The inside of the building, in fairness, wasn’t too bad. The lecture hall had handy hangers outside, though not many were in use. It was warm, very necessary for the onslaught of a Scottish January. But the inside, if not as offensive as its exterior, was just a little strange. First, the steep angle of the theatre gave an imposing, almost galactic vibe. Then there were the cumbersome wooden tables that slid out of the seat in front with as much silence and subtlety you would expect, perfect for the latecomers trying not to attract attention. A particular highlight was the projector that jutted at such an angle so that the lecture slides were no match for the silhouettes of incoming students, replacing the module outlines with outlines of disembodied heads and rucksacks for a short while.
I don’t want to be overly-critical of the North Haugh. Venues in the centre of town can be far from perfect themselves.

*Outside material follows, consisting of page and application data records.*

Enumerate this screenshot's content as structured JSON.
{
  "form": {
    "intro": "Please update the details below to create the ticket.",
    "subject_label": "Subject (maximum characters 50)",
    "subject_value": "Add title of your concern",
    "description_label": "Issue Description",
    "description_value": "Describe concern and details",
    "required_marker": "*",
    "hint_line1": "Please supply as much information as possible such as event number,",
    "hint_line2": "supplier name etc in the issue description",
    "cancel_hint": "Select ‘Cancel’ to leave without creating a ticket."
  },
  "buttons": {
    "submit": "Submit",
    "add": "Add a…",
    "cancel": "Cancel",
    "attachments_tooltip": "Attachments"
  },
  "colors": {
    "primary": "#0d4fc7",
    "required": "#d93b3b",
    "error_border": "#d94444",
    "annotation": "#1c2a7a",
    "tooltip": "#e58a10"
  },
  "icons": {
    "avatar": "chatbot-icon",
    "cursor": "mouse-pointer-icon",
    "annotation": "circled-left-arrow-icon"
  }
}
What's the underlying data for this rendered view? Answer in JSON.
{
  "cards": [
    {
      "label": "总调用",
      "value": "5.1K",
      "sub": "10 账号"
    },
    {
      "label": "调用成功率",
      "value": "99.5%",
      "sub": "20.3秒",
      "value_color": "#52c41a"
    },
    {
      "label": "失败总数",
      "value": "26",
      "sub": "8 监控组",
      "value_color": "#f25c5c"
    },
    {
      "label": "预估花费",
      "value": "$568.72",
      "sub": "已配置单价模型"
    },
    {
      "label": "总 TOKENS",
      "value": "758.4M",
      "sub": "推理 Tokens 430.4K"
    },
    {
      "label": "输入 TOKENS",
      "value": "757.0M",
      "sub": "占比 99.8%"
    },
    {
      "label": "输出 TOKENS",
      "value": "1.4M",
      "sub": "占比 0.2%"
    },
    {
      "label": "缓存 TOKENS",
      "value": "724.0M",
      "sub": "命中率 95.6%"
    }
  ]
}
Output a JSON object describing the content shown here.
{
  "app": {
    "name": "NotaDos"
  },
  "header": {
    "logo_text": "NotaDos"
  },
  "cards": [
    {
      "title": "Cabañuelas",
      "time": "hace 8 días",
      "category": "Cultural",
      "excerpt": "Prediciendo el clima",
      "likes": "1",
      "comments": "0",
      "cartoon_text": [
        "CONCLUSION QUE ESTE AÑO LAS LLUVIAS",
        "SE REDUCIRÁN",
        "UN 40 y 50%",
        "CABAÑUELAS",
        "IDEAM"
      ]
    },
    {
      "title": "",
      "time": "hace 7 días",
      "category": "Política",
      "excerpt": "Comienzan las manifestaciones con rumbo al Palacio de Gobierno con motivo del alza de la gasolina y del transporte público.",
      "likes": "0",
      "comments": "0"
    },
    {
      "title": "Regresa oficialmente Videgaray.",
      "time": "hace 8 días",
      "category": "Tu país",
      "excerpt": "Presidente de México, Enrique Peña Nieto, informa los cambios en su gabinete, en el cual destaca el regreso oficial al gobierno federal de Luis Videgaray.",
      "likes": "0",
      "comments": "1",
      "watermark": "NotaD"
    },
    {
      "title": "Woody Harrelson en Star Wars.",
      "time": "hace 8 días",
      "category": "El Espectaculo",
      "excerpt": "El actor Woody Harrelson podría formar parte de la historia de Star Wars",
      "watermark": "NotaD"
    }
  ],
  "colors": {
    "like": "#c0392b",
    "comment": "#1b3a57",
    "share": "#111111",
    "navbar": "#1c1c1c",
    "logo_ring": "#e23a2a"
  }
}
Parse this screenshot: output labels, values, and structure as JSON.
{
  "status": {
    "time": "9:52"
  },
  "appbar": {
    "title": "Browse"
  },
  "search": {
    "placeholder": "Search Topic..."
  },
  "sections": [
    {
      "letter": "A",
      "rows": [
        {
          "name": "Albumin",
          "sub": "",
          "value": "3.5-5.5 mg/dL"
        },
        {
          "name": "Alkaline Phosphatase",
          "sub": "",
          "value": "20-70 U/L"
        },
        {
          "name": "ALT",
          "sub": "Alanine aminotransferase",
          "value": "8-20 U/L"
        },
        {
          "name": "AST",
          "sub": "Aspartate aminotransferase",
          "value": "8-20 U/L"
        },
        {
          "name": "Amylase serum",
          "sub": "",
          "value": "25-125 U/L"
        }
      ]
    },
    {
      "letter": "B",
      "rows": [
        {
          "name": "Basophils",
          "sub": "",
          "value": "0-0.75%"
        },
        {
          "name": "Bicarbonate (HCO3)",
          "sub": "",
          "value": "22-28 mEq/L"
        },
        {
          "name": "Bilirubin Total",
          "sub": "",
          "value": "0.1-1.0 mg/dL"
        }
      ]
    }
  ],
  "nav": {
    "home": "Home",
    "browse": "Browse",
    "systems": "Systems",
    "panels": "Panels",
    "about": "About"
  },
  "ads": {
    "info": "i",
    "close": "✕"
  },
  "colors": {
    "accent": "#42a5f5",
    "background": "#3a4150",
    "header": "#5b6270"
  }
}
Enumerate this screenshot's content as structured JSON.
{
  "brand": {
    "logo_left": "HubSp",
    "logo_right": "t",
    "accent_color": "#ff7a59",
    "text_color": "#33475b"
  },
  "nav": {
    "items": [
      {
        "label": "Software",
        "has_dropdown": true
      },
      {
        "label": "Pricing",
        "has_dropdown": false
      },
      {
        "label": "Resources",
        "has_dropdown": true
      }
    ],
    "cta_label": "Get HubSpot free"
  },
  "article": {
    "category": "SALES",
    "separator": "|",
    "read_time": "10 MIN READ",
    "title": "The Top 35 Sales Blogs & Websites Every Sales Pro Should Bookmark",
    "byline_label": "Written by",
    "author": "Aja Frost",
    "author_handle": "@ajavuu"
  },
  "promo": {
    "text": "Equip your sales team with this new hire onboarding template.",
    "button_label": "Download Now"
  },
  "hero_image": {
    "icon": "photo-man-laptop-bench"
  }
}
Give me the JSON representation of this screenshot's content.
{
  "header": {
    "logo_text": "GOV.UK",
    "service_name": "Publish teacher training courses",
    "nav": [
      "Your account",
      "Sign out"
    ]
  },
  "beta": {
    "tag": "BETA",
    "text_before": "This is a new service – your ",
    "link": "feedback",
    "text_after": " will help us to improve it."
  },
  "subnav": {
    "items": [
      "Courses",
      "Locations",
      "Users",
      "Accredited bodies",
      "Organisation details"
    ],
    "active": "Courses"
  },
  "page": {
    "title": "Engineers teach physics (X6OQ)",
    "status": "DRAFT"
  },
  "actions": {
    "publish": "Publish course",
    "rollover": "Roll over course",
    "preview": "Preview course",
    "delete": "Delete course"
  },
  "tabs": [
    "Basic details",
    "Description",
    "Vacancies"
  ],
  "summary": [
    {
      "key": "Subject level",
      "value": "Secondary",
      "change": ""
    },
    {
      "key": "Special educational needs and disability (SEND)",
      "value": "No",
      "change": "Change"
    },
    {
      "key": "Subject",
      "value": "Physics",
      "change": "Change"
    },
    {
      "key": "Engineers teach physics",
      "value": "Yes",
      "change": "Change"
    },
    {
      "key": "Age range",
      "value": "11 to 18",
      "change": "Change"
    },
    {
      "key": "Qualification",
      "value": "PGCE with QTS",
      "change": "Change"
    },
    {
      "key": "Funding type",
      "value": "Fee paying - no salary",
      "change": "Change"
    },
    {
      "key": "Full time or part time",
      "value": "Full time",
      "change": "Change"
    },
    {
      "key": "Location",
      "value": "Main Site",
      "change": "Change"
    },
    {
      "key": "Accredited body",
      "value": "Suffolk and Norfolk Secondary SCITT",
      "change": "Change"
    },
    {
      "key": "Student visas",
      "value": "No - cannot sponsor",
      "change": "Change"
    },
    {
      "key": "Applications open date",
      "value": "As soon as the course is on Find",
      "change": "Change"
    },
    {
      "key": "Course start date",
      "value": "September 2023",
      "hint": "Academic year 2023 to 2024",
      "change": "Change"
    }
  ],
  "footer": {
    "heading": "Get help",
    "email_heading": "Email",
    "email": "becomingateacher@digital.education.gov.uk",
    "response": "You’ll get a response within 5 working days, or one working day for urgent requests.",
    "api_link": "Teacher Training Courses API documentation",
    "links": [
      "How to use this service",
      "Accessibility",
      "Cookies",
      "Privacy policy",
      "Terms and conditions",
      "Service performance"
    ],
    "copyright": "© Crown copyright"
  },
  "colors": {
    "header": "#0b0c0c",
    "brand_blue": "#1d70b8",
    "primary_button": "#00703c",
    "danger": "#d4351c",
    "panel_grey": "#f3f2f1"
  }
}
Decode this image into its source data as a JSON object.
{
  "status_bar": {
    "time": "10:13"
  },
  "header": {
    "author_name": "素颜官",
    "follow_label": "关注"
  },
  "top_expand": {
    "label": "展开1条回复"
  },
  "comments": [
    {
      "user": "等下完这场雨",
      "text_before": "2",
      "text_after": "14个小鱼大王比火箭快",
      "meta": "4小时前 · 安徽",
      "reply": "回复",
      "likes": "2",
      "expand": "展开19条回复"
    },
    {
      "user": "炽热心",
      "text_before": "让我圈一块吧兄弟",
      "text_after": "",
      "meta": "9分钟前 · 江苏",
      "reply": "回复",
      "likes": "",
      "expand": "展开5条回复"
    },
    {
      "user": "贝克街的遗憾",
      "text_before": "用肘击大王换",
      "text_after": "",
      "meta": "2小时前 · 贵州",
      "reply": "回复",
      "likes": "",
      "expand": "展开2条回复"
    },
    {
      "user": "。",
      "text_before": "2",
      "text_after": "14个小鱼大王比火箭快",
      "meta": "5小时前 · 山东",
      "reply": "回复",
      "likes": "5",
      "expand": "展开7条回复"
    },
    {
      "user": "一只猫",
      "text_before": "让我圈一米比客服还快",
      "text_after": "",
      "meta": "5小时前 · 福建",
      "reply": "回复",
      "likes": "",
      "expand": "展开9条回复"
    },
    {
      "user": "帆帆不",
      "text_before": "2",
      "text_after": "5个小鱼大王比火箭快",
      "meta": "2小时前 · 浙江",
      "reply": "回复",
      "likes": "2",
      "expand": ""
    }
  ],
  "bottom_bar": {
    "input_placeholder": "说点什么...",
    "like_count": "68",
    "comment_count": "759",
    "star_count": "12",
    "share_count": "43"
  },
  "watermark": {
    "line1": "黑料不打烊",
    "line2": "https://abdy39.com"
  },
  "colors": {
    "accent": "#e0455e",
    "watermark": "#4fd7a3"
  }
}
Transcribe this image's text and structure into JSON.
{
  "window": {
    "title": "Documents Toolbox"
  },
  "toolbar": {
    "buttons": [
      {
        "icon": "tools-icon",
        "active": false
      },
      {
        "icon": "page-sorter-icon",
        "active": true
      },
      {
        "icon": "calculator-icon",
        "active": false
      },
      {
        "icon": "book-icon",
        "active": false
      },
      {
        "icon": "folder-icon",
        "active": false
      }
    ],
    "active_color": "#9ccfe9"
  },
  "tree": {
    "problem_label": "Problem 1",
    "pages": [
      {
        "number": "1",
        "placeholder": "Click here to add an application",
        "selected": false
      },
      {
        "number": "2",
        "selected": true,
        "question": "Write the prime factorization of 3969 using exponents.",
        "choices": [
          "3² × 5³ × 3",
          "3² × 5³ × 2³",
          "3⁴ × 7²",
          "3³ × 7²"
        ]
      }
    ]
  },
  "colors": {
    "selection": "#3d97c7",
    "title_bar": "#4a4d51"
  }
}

And there may be some individuals who feel quite at home in their concrete bastions, comfortably detached from the posturing and pontification of the less scientifically inclined. However, I don’t think many of us can honestly say that the science buildings are anything other than ugly. And I don’t think there’s much that we can realistically expect to be done about it.
We arts students may have a more difficulty getting a job and convincing employers that understanding Guinean trade policies from a Marxist perspective counts as a transferable skill. But one thing’s for sure. We should be glad we don’t have to put up with the bleak, soviet-style abyss that is the North Haugh. So while I do feel for the IR students in second year, I can’t help but feel even sorrier for our scientific cousins who spend their days so close yet so very, very far from the historic beauty of the town we share. At least I will until they get a job. Then it may be their turn to regard us with a patronising pity all of their own.